- 1967 - The Poor People Campaign was steered by Dr. King and the SCLC to broaden the scope of civil rights to poor people.
Awards and Accolades
In 1964, Dr. King received the Nobel Peace Prize for his work in the field of human rights. While this was perhaps his most prestigious award, Dr. King also received awards from organizations like the National Association for the Advancement of Colored People (NAACP) and the United Federation of Teachers (UFT.)
In addition, Dr. King has been honored in several ways after his death including:
- 1983 - After passing votes in the House of Representatives and the Senate, President Ronald Reagan made the third Monday in January a federal holiday to celebrate Dr. King, promote civil rights and nonviolence, and encourage people to participate in public service.
- It took over 30 years for this holiday to take shape and be recognized by the whole country.
- 2011 - A national memorial was opened in Washington, D.C. depicting Dr. Martin Luther King, Jr. The monument is one of few in honor of non-presidents and the only one to honor a Black man.
- Dozens of streets, parks, schools, and churches carry Dr. King's name in honor of his work.
You can learn about his life and greatest achievements with timelines, biographies, and related activities from Scholastic.
Martin Luther King Jr. Facts for Students: His Impact on Others
Dr. King impacted the people of his time, the government of his time, and both entities in today's world. Help kids to see the scope of Dr. King's work and how his words and actions continue to effect change long after his death.

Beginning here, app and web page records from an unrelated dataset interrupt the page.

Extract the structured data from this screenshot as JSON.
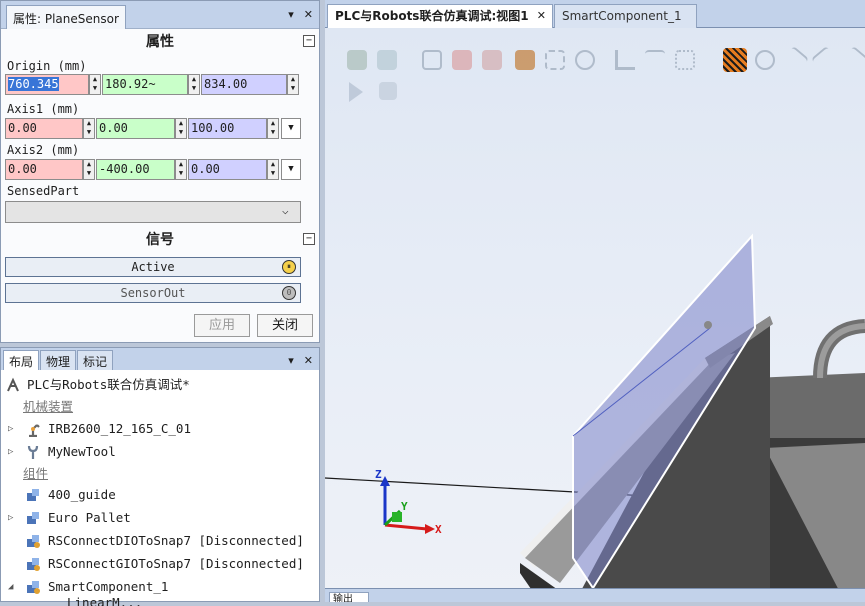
{
  "props_panel": {
    "title": "属性: PlaneSensor",
    "pin": "▾",
    "close": "✕",
    "section_props": "属性",
    "section_signals": "信号",
    "collapse_glyph": "−",
    "origin": {
      "label": "Origin (mm)",
      "x": "760.345",
      "y": "180.92~",
      "z": "834.00"
    },
    "axis1": {
      "label": "Axis1 (mm)",
      "x": "0.00",
      "y": "0.00",
      "z": "100.00"
    },
    "axis2": {
      "label": "Axis2 (mm)",
      "x": "0.00",
      "y": "-400.00",
      "z": "0.00"
    },
    "sensed_part": {
      "label": "SensedPart",
      "value": ""
    },
    "signals": [
      {
        "label": "Active"
      },
      {
        "label": "SensorOut"
      }
    ],
    "apply": "应用",
    "close_btn": "关闭"
  },
  "layout_panel": {
    "tabs": [
      "布局",
      "物理",
      "标记"
    ],
    "pin": "▾",
    "close": "✕",
    "root": "PLC与Robots联合仿真调试*",
    "cat_mech": "机械装置",
    "robot": "IRB2600_12_165_C_01",
    "tool": "MyNewTool",
    "cat_comp": "组件",
    "items": [
      "400_guide",
      "Euro Pallet",
      "RSConnectDIOToSnap7 [Disconnected]",
      "RSConnectGIOToSnap7 [Disconnected]",
      "SmartComponent_1",
      "LinearM..."
    ]
  },
  "view": {
    "tab1": "PLC与Robots联合仿真调试:视图1",
    "tab1_close": "✕",
    "tab2": "SmartComponent_1",
    "axis_x": "X",
    "axis_y": "Y",
    "axis_z": "Z",
    "bottom_tab": "输出"
  },
  "colors": {
    "accent": "#c2d2ea",
    "red_field": "#ffc7c7",
    "green_field": "#c9ffc9",
    "blue_field": "#d0d0ff"
  }
}
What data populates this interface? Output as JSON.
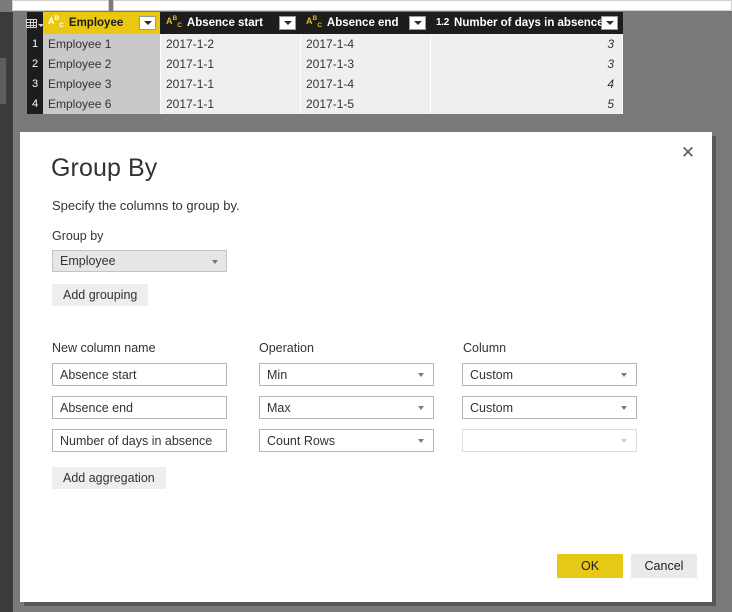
{
  "grid": {
    "corner_icon": "table-grid-icon",
    "columns": [
      {
        "name": "Employee",
        "type_icon": "abc-text-type-icon",
        "type_label": "ABC",
        "selected": true
      },
      {
        "name": "Absence start",
        "type_icon": "abc-text-type-icon",
        "type_label": "ABC",
        "selected": false
      },
      {
        "name": "Absence end",
        "type_icon": "abc-text-type-icon",
        "type_label": "ABC",
        "selected": false
      },
      {
        "name": "Number of days in absence",
        "type_icon": "decimal-number-type-icon",
        "type_label": "1.2",
        "selected": false
      }
    ],
    "rows": [
      {
        "num": "1",
        "employee": "Employee 1",
        "start": "2017-1-2",
        "end": "2017-1-4",
        "days": "3"
      },
      {
        "num": "2",
        "employee": "Employee 2",
        "start": "2017-1-1",
        "end": "2017-1-3",
        "days": "3"
      },
      {
        "num": "3",
        "employee": "Employee 3",
        "start": "2017-1-1",
        "end": "2017-1-4",
        "days": "4"
      },
      {
        "num": "4",
        "employee": "Employee 6",
        "start": "2017-1-1",
        "end": "2017-1-5",
        "days": "5"
      }
    ]
  },
  "dialog": {
    "title": "Group By",
    "subtitle": "Specify the columns to group by.",
    "close_icon": "close-icon",
    "group_by_label": "Group by",
    "group_by_value": "Employee",
    "add_grouping_label": "Add grouping",
    "headers": {
      "new_column_name": "New column name",
      "operation": "Operation",
      "column": "Column"
    },
    "aggregations": [
      {
        "new_column_name": "Absence start",
        "operation": "Min",
        "column": "Custom",
        "column_disabled": false
      },
      {
        "new_column_name": "Absence end",
        "operation": "Max",
        "column": "Custom",
        "column_disabled": false
      },
      {
        "new_column_name": "Number of days in absence",
        "operation": "Count Rows",
        "column": "",
        "column_disabled": true
      }
    ],
    "add_aggregation_label": "Add aggregation",
    "ok_label": "OK",
    "cancel_label": "Cancel",
    "accent_color": "#e6c817"
  }
}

The National Education Association offers dozens of lesson plans, activities, and resources separated into three grade levels: K-5, 6-8, and 9-12. You can also find free printable activities, lesson plans, and book recommendations at Free Homeschool Deals.
Get Historical MLK Jr. Facts for Kids Through Media

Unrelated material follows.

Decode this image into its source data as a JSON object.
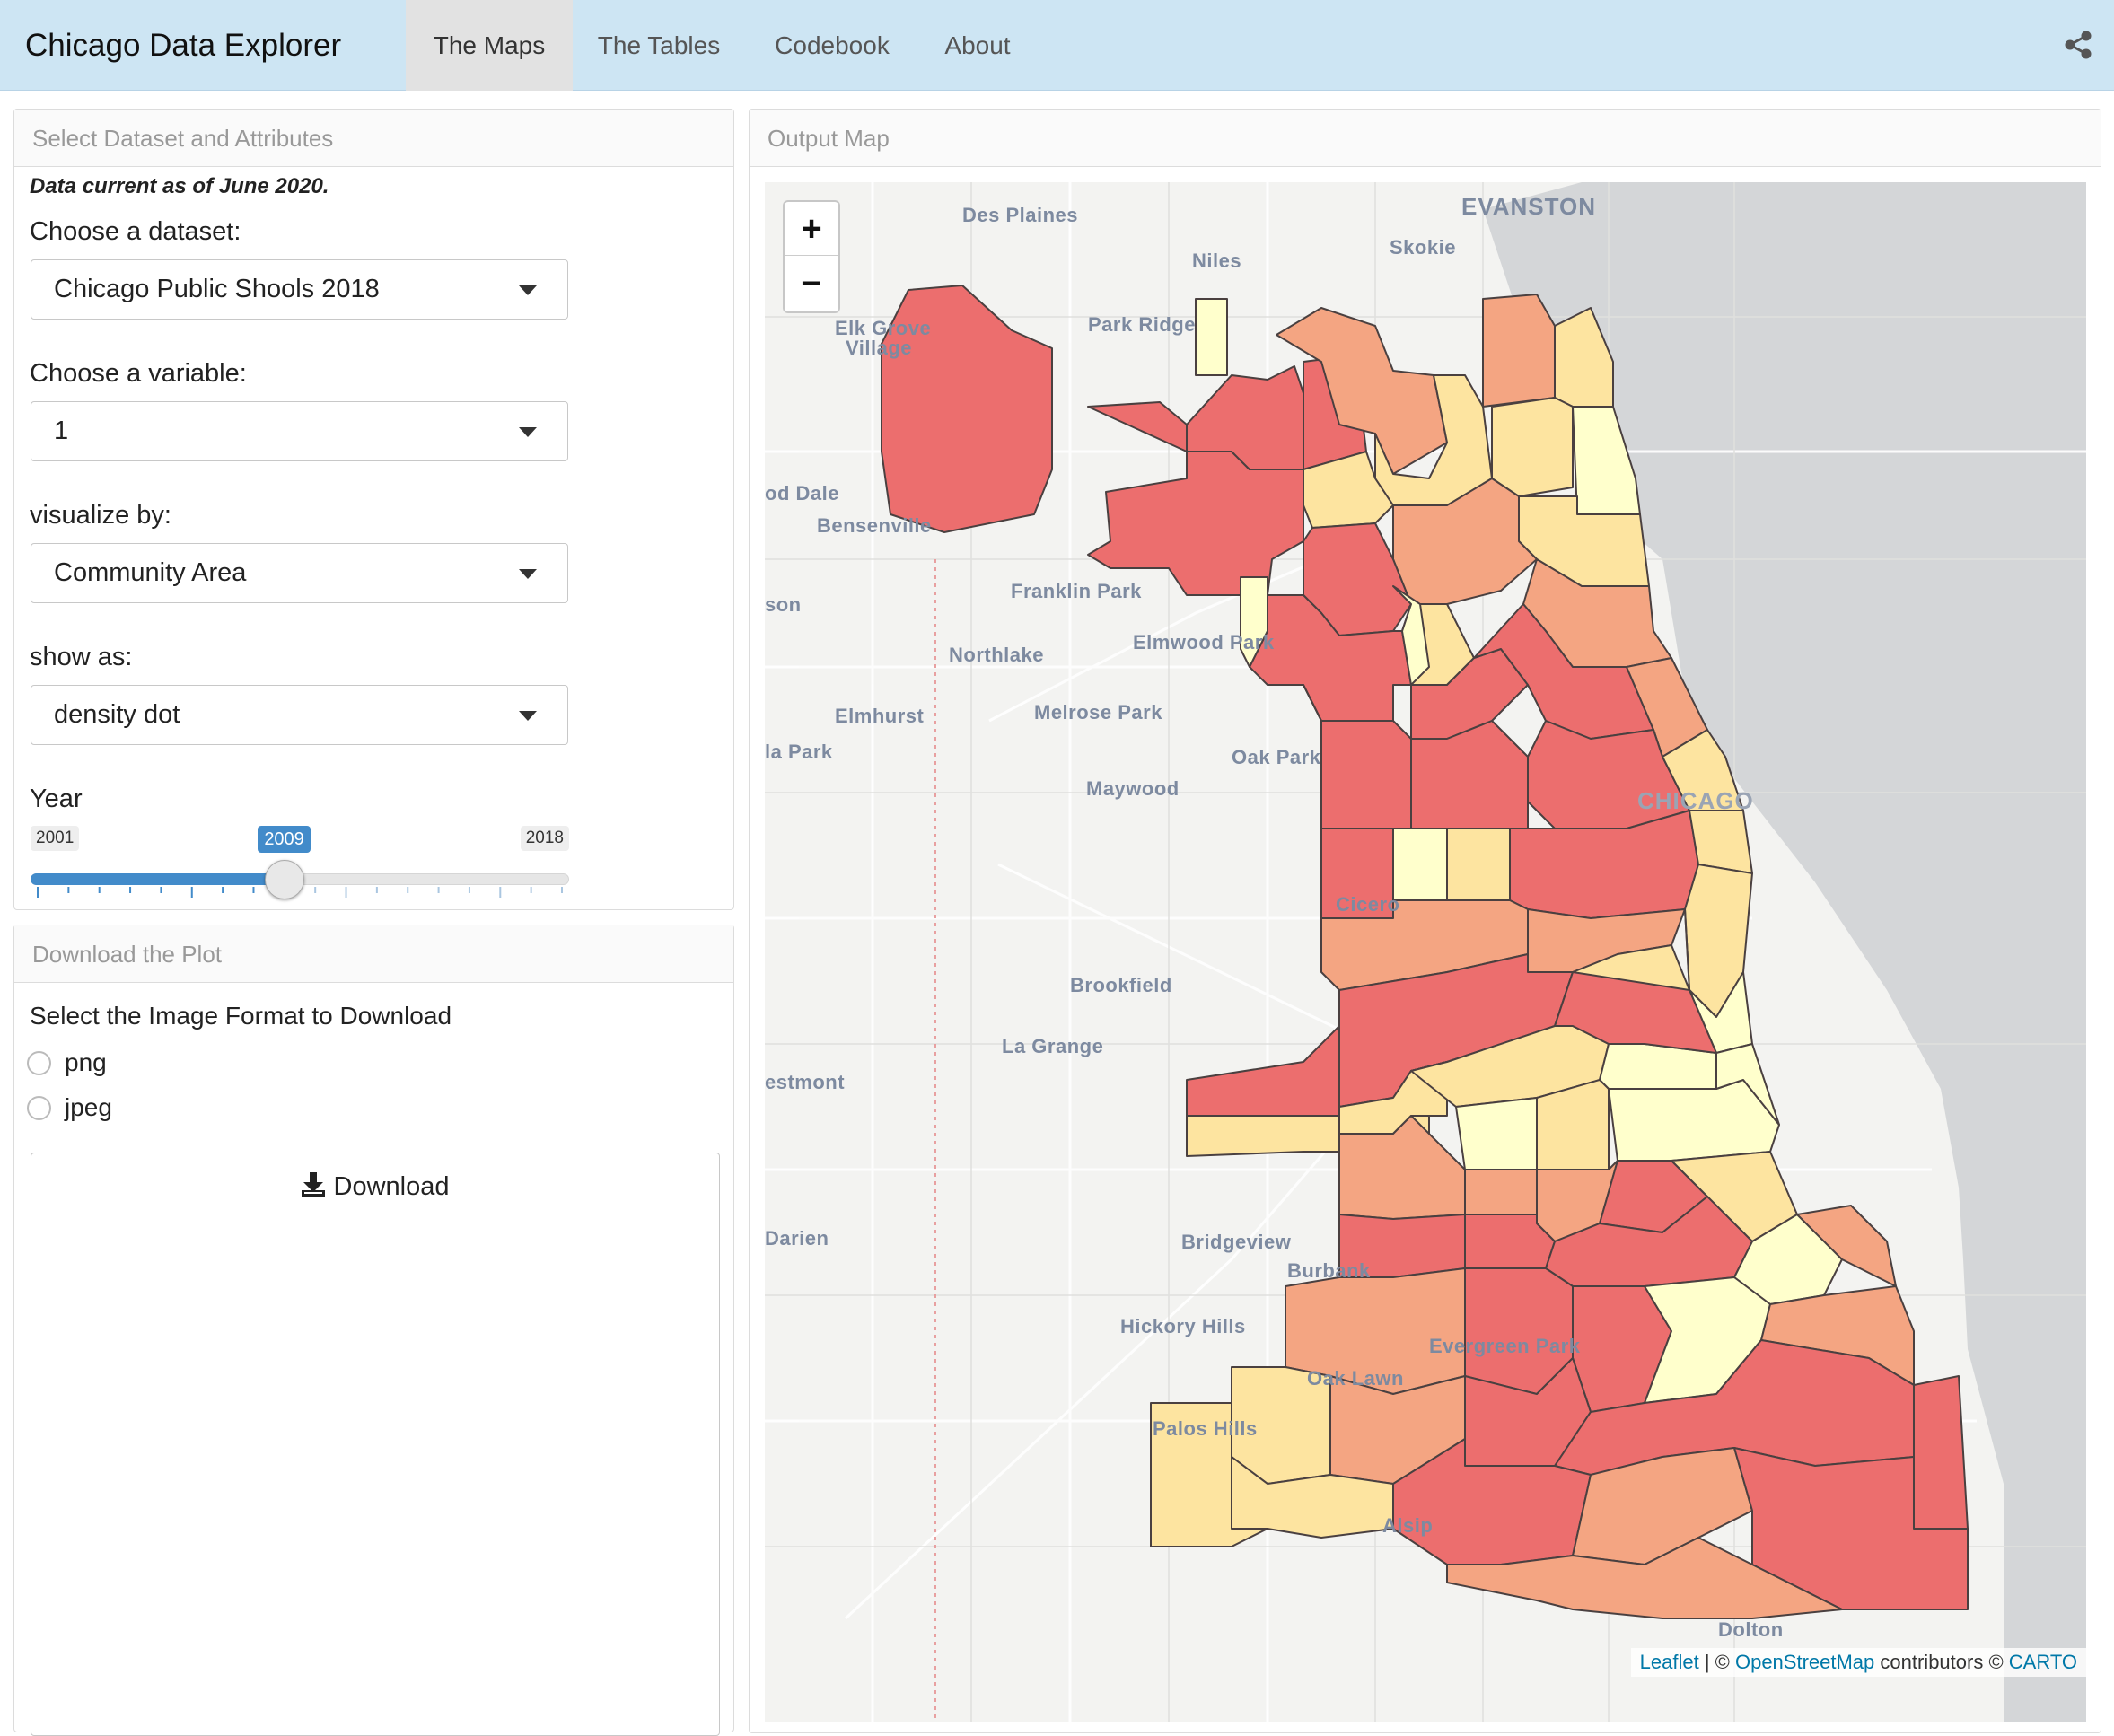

Add a multimedia component to your lessons or relate to your kids with movies related to Dr. King's life, the Civil Rights movement, and set in the period of his life.

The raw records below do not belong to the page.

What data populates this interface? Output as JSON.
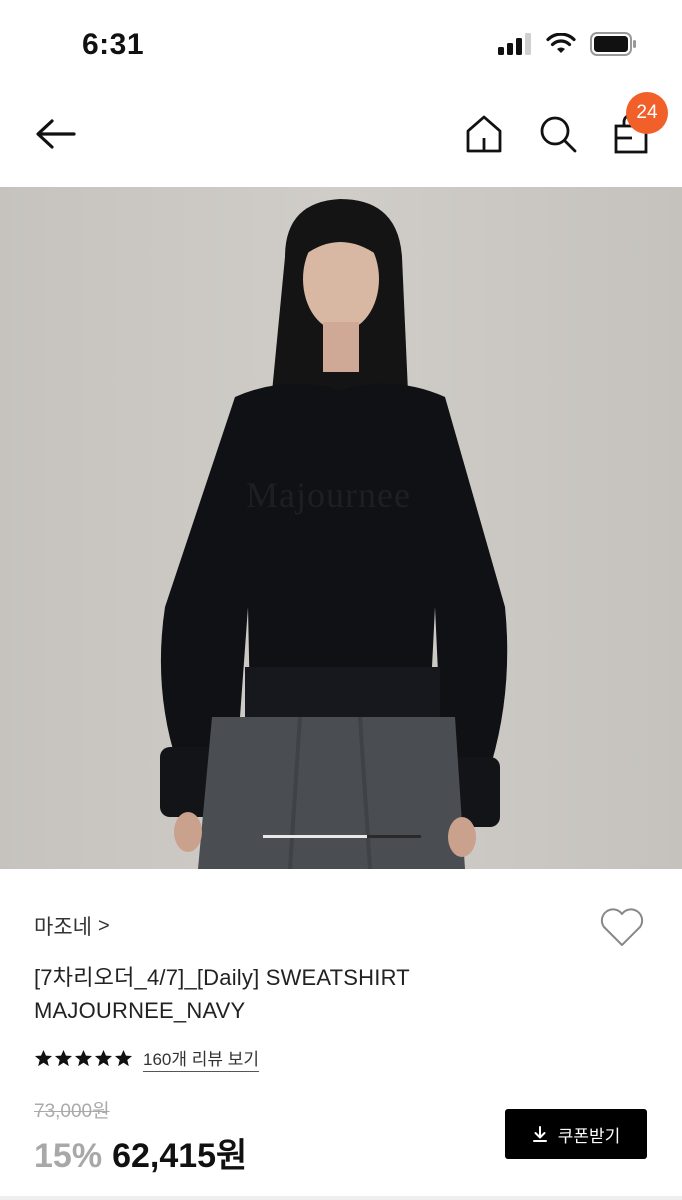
{
  "status_bar": {
    "time": "6:31",
    "icons": [
      "signal-icon",
      "wifi-icon",
      "battery-icon"
    ]
  },
  "nav": {
    "icons": [
      "back-arrow-icon",
      "home-icon",
      "search-icon",
      "shopping-bag-icon"
    ],
    "cart_count": "24",
    "badge_color": "#f2602a"
  },
  "product": {
    "image": {
      "description_icon": "product-photo-placeholder",
      "chest_logo_text": "Majournee"
    },
    "carousel": {
      "current": 1,
      "total": 2
    },
    "brand": "마조네",
    "brand_chevron": ">",
    "title_line1": "[7차리오더_4/7]_[Daily] SWEATSHIRT",
    "title_line2": "MAJOURNEE_NAVY",
    "rating_stars": 5,
    "review_link": "160개 리뷰 보기",
    "original_price": "73,000원",
    "discount": "15%",
    "price": "62,415원",
    "coupon_button": "쿠폰받기"
  },
  "colors": {
    "accent": "#f2602a",
    "button_bg": "#000000",
    "discount_text": "#a8a8a8"
  }
}
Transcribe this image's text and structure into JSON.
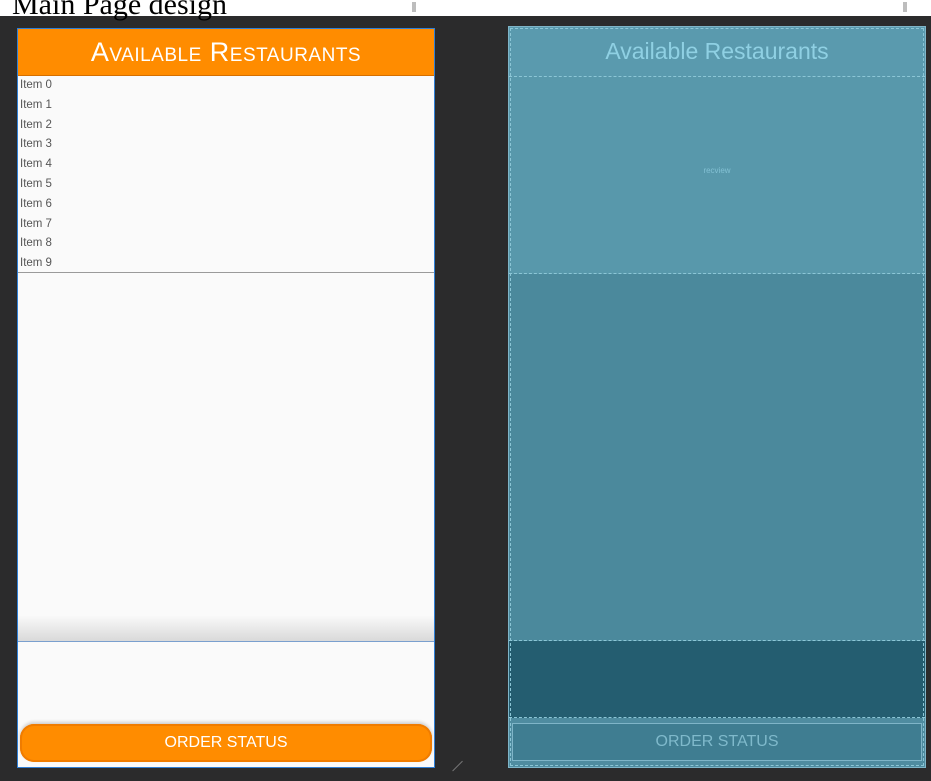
{
  "top_strip": {
    "cut_text": "Main Page design"
  },
  "design_preview": {
    "title": "Available Restaurants",
    "list_items": [
      "Item 0",
      "Item 1",
      "Item 2",
      "Item 3",
      "Item 4",
      "Item 5",
      "Item 6",
      "Item 7",
      "Item 8",
      "Item 9"
    ],
    "order_button_label": "ORDER STATUS"
  },
  "blueprint": {
    "title": "Available Restaurants",
    "recview_label": "recview",
    "order_button_label": "ORDER STATUS"
  },
  "colors": {
    "accent_orange": "#ff8c00",
    "blueprint_bg": "#4f8ca0",
    "selection_blue": "#2f7fd6",
    "canvas_bg": "#2b2b2c"
  }
}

- Our Friend Martin (1998) - Ideal for younger kids, this movie combines animation and real-life footage as kids travel back in time to meet Dr. King.
- Selma Lord Selma (2004) - Set in 1965, this Disney movie is recommended for kids ages 8-12 and is based on a true story about a little girl in Alabama who gets inspired by Dr. King's messages.
- The Watsons Go to Birmingham (2013) - Rated PG, this movie is based on the book of the same title and follows a family of five as they head to the racially divided Birmingham, Alabama, which is the matriarch's hometown.
His Continuing Impact
Decades after his death, Dr. King's work continues to impact lives. In 2016, the Charlotte Observer asked current activists, politicians, and ministers to share their thoughts on what Dr. King would like about today's world. Responses include references to our first African American President, Barack Obama, the Affordable Care Act, and the legalization of same-sex marriage.
Dr. King's work was a champion of equal rights and just treatment for all people.
More Ways Kids Can Learn About Martin Luther King Jr.
Children of all ages can participate in activities and lessons related to Dr. King's life and work. For more fun ideas check out these resources:
- Activity Village features 10 easy kids crafts related to equality, diversity, and Martin Luther King, Jr.
- Find over a dozen coloring pages featuring Dr. King's image and quotes at Best Coloring Pages for Kids.
- The National Park Service offers 14 lesson plans for kids in grades Pre-K to 8, each covering a specific aspect of Dr. King's life or work.
- Free online games, like interactive puzzles and word searches, are available on the kid's website Primary Games.
The Past Influences the Future
When great people embrace their mission and their unique abilities, they make changes that outlast their lives. Dr. Martin Luther King Jr. is one such person who saw a need and used his talents to affect change in the world across decades. While he is only one of the many people who took part in the Civil Rights movement, his accomplishments are an important part of history.